▶ **What to produce**: Wherever "this" shows up in the records below, copy the whole line.

▶ **Materials provided**:
*** Begin section ***
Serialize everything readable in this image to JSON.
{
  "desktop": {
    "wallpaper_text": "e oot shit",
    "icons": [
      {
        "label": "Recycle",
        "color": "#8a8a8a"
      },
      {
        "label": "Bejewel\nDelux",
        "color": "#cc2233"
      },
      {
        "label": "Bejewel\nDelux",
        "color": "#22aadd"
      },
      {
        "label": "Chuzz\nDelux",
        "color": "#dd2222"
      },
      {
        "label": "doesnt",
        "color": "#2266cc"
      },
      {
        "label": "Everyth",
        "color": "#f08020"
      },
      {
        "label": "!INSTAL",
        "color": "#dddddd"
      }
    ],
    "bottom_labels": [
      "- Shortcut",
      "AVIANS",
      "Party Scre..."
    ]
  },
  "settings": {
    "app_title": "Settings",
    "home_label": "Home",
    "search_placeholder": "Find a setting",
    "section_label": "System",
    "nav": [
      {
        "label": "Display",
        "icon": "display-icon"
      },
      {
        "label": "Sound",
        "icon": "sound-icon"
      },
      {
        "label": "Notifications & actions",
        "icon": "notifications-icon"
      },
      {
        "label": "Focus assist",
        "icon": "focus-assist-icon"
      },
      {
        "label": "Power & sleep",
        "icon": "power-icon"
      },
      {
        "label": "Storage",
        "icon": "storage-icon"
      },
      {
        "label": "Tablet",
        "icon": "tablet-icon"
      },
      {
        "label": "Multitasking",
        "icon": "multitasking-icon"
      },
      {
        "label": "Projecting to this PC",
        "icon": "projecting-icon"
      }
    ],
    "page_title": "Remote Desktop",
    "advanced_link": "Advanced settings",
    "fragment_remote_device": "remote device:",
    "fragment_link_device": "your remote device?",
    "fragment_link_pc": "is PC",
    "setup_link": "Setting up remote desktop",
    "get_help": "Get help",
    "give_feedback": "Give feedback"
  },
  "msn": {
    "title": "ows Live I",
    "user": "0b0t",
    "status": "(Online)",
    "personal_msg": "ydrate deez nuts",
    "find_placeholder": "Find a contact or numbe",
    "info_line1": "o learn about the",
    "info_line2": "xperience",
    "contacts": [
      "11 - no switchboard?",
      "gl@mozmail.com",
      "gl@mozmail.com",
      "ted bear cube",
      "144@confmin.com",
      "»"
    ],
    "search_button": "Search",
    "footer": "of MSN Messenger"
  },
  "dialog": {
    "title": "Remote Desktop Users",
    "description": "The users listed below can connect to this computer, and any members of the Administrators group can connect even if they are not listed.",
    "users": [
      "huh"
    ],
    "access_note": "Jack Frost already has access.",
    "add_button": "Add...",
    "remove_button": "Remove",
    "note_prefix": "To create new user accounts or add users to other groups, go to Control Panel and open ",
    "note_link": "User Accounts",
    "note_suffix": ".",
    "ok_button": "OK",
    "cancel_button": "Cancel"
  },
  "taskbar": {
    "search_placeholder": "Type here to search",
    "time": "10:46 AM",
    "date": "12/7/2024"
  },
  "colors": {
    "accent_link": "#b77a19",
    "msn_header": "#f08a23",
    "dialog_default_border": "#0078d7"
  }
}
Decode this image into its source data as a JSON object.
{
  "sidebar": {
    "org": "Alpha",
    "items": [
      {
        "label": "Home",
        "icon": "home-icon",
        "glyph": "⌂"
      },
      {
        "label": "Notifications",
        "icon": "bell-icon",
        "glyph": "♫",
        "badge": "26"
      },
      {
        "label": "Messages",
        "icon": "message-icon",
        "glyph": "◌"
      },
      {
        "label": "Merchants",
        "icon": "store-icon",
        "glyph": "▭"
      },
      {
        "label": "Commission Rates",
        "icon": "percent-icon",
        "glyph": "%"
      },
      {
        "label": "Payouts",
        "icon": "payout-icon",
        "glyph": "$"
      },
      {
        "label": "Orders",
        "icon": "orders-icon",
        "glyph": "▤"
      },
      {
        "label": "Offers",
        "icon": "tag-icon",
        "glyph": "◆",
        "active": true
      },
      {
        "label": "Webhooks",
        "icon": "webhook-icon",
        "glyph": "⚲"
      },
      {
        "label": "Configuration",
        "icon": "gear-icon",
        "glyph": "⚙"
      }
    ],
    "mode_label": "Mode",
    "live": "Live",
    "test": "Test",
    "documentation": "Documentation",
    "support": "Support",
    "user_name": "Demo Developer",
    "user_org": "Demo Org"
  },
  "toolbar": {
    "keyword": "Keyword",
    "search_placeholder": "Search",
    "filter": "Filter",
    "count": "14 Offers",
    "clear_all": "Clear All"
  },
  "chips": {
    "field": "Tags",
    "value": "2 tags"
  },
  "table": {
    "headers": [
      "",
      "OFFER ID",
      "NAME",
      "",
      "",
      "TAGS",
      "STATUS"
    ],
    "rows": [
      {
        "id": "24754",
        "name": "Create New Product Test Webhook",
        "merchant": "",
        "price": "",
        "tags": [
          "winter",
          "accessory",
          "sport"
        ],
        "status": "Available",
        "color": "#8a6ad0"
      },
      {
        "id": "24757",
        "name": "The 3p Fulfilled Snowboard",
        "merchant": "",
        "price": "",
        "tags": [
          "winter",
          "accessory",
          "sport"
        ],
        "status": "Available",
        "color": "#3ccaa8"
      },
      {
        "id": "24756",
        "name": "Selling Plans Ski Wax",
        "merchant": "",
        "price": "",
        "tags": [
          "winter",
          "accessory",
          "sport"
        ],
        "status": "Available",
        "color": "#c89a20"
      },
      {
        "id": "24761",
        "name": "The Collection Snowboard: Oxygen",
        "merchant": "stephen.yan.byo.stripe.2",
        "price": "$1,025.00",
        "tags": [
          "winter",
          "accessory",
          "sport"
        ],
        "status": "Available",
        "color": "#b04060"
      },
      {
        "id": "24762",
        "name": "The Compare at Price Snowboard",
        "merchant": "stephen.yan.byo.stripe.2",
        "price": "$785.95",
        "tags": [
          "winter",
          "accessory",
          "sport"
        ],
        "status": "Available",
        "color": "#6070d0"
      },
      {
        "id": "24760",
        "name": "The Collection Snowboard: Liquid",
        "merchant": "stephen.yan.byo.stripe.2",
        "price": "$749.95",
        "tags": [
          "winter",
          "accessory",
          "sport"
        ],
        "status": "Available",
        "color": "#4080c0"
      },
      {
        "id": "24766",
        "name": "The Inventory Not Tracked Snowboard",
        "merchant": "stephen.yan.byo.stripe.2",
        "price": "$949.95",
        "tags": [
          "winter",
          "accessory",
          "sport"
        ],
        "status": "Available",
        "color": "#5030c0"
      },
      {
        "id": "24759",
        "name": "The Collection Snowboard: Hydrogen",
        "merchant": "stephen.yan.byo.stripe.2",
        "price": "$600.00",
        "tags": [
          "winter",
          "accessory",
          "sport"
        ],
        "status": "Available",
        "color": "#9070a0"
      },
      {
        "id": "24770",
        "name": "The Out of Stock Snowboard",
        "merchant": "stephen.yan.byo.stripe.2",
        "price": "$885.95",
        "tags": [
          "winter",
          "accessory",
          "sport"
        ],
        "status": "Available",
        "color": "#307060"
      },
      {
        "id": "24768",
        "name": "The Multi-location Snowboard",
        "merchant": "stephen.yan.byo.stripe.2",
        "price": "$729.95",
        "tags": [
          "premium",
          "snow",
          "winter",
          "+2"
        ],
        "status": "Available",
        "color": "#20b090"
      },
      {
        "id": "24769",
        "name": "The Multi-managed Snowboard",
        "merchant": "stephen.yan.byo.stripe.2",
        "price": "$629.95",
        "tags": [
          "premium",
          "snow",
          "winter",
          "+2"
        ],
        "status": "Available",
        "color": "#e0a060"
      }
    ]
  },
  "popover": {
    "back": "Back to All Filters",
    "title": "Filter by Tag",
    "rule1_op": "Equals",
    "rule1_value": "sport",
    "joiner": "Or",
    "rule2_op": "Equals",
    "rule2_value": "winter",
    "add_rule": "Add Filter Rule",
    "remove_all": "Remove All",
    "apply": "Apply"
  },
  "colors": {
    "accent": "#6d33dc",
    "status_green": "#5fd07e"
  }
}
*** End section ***
▶ **Solution below**:
Serialize everything readable in this image to JSON.
        "label": "Projecting to this PC",
    "description": "The users listed below can connect to this computer, and any members of the Administrators group can connect even if they are not listed.",
Decode this image into its source data as a JSON object.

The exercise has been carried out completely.